Toxic puffer fish found in Beijing fish fillets

More than half of the fish fillets bought in Beijing and Qingdao were found containing toxins from puffer fish, a new study found.

Scientists from Medical college of Qingdao University tested 90 roasted fish fillets purchased at restaurants and supermarkets in the two cities for tetrodotoxin and found more than 68% were positive.

Using DNA tests, they discovered 87.5 of the 58 positive samples contained meat from the highly toxic Lagocephalus Lunaris puffer fish.

The amount of Tetrodotoxin in each fish varied from .10 miligrams per kilogram to as much as 63.81 mg/kg.

Considered 100 times more poisonous than cyanide, a 75 kg person ingesting 25 mg of tetrodotoxin can suffer paralysis of the diaphram, resulting in respiratory failure and death.

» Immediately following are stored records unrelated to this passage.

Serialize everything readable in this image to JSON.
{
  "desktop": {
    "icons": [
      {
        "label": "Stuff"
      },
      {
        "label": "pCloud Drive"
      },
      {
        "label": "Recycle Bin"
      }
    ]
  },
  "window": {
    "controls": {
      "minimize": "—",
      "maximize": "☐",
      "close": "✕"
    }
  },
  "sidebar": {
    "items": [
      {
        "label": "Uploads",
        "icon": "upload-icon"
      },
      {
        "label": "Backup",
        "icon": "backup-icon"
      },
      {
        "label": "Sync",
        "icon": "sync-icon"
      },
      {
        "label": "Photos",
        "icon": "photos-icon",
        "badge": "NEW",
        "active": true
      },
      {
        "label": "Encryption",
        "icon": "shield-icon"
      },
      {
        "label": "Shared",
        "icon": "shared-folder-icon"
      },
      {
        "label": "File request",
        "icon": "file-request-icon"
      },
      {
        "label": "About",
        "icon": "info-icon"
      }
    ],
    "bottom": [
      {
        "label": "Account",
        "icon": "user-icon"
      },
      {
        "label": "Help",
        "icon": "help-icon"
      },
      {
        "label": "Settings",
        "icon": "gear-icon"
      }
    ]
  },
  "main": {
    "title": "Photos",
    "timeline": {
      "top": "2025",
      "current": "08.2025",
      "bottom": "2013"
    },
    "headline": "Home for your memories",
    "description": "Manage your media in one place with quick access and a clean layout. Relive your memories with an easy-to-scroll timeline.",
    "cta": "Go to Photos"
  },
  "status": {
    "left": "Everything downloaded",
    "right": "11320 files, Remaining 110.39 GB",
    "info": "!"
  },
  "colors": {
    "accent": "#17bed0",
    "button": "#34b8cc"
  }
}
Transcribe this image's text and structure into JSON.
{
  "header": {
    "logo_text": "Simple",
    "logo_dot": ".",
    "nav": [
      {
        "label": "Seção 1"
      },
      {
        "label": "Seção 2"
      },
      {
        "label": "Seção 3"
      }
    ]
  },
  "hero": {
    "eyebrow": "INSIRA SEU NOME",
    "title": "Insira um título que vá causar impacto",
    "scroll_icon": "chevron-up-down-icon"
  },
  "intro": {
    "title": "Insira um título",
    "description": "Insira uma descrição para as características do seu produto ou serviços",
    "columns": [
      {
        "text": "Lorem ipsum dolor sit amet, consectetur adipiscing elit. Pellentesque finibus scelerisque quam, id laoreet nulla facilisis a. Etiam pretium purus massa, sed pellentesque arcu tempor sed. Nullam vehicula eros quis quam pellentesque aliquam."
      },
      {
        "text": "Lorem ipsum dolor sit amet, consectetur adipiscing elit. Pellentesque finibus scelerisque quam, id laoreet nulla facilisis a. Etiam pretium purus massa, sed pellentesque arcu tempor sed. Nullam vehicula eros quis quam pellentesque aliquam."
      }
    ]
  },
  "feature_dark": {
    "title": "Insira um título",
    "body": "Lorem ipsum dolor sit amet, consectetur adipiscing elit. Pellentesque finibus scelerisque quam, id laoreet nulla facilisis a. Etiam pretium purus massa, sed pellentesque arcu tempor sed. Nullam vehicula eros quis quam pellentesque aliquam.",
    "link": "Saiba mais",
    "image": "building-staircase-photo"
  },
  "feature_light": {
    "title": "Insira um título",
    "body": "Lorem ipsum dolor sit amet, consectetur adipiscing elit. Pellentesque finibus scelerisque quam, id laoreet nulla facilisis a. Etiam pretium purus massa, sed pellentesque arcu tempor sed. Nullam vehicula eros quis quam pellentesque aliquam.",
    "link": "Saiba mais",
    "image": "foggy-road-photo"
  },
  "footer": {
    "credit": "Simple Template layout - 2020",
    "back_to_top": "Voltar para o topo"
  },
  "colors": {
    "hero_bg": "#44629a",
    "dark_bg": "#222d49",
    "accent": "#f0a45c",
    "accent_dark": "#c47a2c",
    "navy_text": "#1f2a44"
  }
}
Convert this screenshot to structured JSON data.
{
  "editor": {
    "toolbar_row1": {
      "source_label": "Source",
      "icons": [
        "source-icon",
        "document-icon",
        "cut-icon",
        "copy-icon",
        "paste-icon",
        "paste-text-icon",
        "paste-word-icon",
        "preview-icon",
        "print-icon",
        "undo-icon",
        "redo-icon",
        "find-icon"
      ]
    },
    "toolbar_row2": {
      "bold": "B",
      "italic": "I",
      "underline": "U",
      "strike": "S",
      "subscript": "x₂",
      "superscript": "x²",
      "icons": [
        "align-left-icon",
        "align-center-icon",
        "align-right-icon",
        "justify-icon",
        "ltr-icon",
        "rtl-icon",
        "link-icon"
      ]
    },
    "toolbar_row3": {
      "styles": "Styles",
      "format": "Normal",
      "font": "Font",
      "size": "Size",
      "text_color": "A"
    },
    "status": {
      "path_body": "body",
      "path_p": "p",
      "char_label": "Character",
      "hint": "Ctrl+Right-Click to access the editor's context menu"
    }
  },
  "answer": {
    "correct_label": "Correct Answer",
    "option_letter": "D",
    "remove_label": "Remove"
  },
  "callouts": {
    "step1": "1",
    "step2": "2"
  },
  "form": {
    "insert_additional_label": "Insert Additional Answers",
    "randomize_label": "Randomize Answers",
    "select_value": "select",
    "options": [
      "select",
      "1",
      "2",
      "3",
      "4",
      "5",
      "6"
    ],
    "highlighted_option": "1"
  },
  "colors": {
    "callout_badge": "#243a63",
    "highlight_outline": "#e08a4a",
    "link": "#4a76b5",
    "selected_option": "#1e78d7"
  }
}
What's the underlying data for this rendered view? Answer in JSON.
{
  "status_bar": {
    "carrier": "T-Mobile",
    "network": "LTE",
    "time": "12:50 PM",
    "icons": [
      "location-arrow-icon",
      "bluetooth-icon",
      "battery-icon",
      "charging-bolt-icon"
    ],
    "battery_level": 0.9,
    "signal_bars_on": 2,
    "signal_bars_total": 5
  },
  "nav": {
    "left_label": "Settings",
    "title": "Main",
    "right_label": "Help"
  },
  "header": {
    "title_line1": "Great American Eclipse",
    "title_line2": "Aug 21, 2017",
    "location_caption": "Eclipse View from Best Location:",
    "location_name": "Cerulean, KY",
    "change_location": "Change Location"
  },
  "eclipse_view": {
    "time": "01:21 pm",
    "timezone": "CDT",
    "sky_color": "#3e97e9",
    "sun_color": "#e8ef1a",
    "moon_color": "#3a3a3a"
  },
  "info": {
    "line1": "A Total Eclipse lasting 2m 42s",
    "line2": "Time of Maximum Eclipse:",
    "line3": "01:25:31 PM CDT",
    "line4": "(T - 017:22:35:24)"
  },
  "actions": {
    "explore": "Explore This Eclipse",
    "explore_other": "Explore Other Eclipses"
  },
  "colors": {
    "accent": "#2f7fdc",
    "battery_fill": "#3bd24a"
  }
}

The paper, “Study on tetrodotoxin detection and puffer fish identification of roasted fish fillet at the retail in Beijing and Qingdao”, ascertained the toxic meat was mixed in with the raw materials before being cooked.

“Based on these results, we suggest that roasted fish fillet producers should prevent toxic puffer fish from mixing in the raw material and the regulators should strengthen TTX surveillance and product labeling supervision of roasted fish fillet,” the study, published in the Journal of Hygeine Research at the end of last year, said.

Tobacco’s hazards more apparent as China switches to clean fuel

As more Chinese households move away from burning coal for heat, the impact of cigarette smoke on lung cancer numbers in the country’s most cancer-ridden city is becoming more clear.

Scientists collected data from 520 males, half of which had lung cancer in Xuanwei, Yunnan, where mortality rates from lung cancer are 12 times the national average at 186 per 100,000 people.

Analyzing exposure to smokey coal used in heating, cooking and power generation, as well as cigarettes, they found, unsurprisingly, the two are heavily linked.

However, the researchers said coal increased lung cancer risk 6 fold, whereas smoking had a less poignant impact.

Smokey coal used in the home or emitted from power plants was strongly associated with lung cancer, increasing the risk 6 fold.  The locally
used Lai Bin and Long Tan coals presented the greatest risk, the study, published in the Lung Cancer journal, said.

Genetically Modified Crops decline in China

The number of genetically crops in China declined by 300,000 hectares in 2014, after safety concerns have many farmers opting for traditional harvests.

The country grew a total of 3.9 million hectares of GM crops in 2014, according to research from the International Service for Acquisition of Agri-biotech Applications (ISAAA).

The drop was largely due to low cotton prices and overstocking.

Only two GM crops are approved in China – cotton and papaya. Staple foods such as GM rice are prohibited from commercial use, though two strands of rice have official safety cerficiation for non-commercial use.

Despite several  restrictions on the production of GM crops, China is the sixth largest producer in the world.

Scientists discover method to reverse hard boiled eggs

This story’s not so much about China as it is about one of the country’s favorite foods.

Scientists in Irvine, California have successfully discovered a method to reverse the process of hard boiling eggs, or returning the yolk proteins back to a liquid form.

While the method may be not be practical for those indecisive about their daily poultry intake, the technique has wide application from cancer treatment, lab sanitation and food processing.

When an egg yolk is boiled, proteins contained within become tangled as they shift state.

The research discovered a technique to detangle the proteins and allow them to refold into their previous state, Greg Weiss, a professor of chemisry, molecular biolgy and biochemistry at UC Irvine who participated in the project, told phys.org.

Though they only worked with a single protein, the process could theoretically be expanded to unboil a hard-boiled egg, he said.

It’s most immediate use will be in helping remove proteins from test tubes, a process that previously took up to 4 days and was very costly.

But applications are far-reaching, ranging from cheaper cancer antibodies, with the current process using hamster ovaries where being able to shift protein state could better utilize costly resources, to better processed cheeses.

The study, titled Shear-Stress-Mediated Refolding of Proteins from Aggregates and Inclusion Bodies, was published in European Biochemsitry Journal Chembiochem.